Section 77 of the IPC provides protection for judges while they carry out their judicial duties. In accordance with this clause, a judge who commits an offence while acting impartially in carrying out any legal authority entrusted to him or in the good faith conviction that such authority has been granted by the law may invoke the defence made available by this section.
Act done in observance of a court’s decision or order is covered by Section 78 of the IPC.
Nothing that is carried out in accordance with, or justified by, a judgement or order of a Court of Justice is unlawful if it is done so long as the judgement or order is still in effect. This is true even if the court lacked the authority to issue the judgement or order in question, as long as the person carrying it out in good faith believes the court to have such authority .
The M’Naghten rule is a legal test for criminal insanity that is used to establish whether a person realised their acts were wrong when they committed the crime or not. Unless they can show that, at the time of the crime, they either did not know what they were doing or did not know that what they were doing was wrong, the M’Naghten test presume that all defendants are sane.
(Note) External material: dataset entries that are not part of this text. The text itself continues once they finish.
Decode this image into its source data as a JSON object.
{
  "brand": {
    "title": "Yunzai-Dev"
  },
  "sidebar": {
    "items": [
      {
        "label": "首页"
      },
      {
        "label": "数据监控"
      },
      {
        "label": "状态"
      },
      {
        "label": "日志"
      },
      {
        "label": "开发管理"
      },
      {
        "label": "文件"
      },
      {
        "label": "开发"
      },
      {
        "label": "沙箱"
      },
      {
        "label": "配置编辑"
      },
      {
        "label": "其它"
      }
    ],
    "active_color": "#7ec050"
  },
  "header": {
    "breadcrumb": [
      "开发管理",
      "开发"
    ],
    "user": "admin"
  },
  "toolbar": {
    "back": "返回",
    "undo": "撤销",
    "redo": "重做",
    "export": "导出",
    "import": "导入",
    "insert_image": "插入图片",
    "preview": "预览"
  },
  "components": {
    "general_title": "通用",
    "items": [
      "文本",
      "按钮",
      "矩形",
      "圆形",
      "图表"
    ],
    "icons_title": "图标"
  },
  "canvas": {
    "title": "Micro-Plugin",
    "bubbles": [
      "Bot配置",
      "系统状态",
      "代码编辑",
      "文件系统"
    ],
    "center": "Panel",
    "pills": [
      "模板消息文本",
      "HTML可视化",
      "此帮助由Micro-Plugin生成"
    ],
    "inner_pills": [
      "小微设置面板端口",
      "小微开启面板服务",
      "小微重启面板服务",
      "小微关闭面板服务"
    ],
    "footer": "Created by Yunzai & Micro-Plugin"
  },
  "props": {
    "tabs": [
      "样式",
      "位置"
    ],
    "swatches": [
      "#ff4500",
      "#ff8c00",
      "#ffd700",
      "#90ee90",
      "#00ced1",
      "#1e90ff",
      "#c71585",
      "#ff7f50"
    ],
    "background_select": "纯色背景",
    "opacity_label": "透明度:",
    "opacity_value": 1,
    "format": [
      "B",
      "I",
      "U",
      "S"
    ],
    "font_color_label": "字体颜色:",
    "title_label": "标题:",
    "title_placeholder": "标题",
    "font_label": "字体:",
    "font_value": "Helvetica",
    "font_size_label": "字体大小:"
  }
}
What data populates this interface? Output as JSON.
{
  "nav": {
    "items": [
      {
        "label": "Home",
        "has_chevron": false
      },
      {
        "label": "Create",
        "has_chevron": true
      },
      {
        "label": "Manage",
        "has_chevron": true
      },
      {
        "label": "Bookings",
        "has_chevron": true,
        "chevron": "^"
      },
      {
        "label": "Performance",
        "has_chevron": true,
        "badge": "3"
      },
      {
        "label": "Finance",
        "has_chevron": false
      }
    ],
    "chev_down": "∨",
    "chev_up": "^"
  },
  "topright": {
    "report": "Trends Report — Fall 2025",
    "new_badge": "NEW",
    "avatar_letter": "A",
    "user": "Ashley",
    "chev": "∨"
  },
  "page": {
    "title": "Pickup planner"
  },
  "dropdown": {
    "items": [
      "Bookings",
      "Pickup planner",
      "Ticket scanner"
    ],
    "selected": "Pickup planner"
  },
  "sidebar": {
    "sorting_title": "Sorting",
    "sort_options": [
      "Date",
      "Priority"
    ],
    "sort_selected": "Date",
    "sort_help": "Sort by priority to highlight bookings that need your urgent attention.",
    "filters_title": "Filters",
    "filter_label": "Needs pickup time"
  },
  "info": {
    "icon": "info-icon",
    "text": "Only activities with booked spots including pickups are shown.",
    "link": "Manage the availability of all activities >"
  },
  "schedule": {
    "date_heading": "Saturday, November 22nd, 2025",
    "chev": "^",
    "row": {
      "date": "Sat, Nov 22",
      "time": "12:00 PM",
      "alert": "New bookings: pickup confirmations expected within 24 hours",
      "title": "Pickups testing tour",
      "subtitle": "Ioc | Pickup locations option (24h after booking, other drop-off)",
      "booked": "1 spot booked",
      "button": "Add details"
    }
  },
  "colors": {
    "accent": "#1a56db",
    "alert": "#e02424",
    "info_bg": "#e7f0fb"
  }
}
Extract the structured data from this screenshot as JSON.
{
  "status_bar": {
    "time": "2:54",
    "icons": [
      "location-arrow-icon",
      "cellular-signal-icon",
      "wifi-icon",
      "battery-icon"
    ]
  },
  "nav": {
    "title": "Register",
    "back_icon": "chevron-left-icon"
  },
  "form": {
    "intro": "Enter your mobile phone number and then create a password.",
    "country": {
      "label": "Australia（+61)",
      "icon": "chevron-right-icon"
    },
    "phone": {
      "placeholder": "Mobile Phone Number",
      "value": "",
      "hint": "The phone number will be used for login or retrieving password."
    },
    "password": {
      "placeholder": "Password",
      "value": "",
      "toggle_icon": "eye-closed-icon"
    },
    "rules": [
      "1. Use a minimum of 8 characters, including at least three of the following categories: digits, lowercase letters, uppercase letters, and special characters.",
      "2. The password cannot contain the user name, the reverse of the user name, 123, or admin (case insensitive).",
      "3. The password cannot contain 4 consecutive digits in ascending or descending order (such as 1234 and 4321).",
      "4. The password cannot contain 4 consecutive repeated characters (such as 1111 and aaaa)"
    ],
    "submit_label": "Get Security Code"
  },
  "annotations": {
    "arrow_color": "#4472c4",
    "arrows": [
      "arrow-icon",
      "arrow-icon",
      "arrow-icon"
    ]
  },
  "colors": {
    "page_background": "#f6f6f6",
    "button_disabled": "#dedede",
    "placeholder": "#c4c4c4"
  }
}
Daniel M’Naghten was the target of a case in England that gave rise to the M’Naghten rule. M’Naghten attempted to assassinate the prime minister of England in 1843, but instead killed Edward Drummond, the secretary to the prime minister. When M’Naghten was taken into custody, he was saying that there was a plot to have him killed. M’Naghten’s counsel contended during the trial that he was mad and incapable of understanding that his conduct were wrong on both a moral and legal level. The jury reached the same conclusion and found the defendant not guilty due to insanity. M’Naghten spent the remainder of his life in a mental hospital after being remanded.
1 . Ratanlal & Dhirajlal’s the Indian Penal Code (Act XLV of 1860)
2 . A Textbook on the Indian Penal Code
Textbook by K.D. Gaur .
3 . https://legislative.gov.in/sites/default/files/A1860-45.pdf .
4 . https://www.livelaw.in/columns.
5 . https://www.legalbites.in/library-indian-legal-system/ .
Author: Harsh Srivastava,
Second Year Law Student /The University of Petroleum & Energy Studies